“It’s sort of like being an angel, and you meet up with a priest that wants to believe in miracles, but to him you don’t look like an angel, so he sends you out the door. Like on that show Saving Grace? It’s so funny when the priest of the drunken policeman sister meets the sisters angel and dismisses him as somebody of no importance. Do you know what that’s like? Hey, are you listening to me? What are you doing?

Listen, sistah, you gotta find new ways of destroying the memories. Drugs do the trick, but they aren’t thorough enough. You really have to find the memory. Locate. Concentrate. Falsify.

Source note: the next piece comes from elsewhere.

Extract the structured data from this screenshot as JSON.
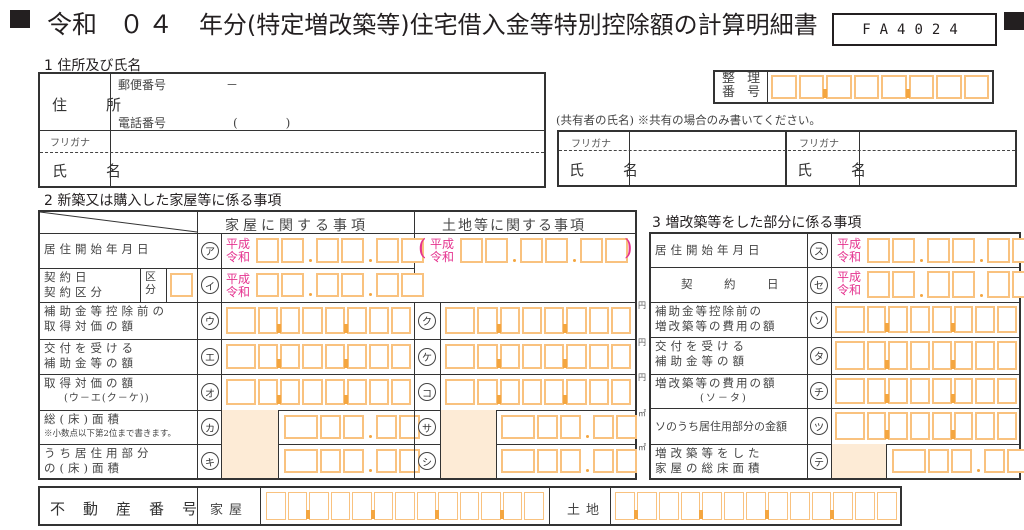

It’s shocking how lousy you are at pretending that what you loved was something that was positively atrocious! You have to pretend that despite the fact that what was once so significant to you that you refused to give it words- for even the meaning was so bursting, overloading with joy that it was that untouchable- or so you thought. In order to lose it, you simply must come over there with razors and a plastic hat and tear it up. Just don’t get too emotionally unglued when you find yourself smashing it over and over again; it’s just a memory chip and the chip itself it not to blame. It’s like burning down every house you built. It’s not personal.

It never was. What is wrong with you!

The fight between asserting and withdrawing feels like a choice that has to be made at every second, and making that choice gets so tiring that eventually you fall into a dizzying silence, a silence that is choked by labored breathing and tears that fall for so long people wonder if you have allergies. Yes, you have allergies. Nobody cries for that long without knowing why they are crying. Crying implies mourning, so what could anybody possibly be mourning here?

It is what is unspoken that is being lost. The reason the tears flow is because retrieval is not possible. You can retrieve anything except the intent to connect.

You get so cold that you get the chills, even with the heat on and two jackets, and even when you are soaked to the bone in the hottest water possible, you are still frozen to the core. The goose-bumps don’t go away. And it is then that you know. You know what you feel the loss of. It’s particles and it’s science and it is feeling what another refuses to feel and please don’t let the warmth be gone and all you can do is shiver and please you cannot ask them to hold you or God forbid stroke you because they will not only resent you for asking because you should know better, they will turn away and when they do that again then your worst fears will be confirmed, but you don’t care about your worst fears as much as you care about stopping the shivering and you can’t stop shivering not again not this time. And you don’t know if the warmth will be back. Until then.



et cetera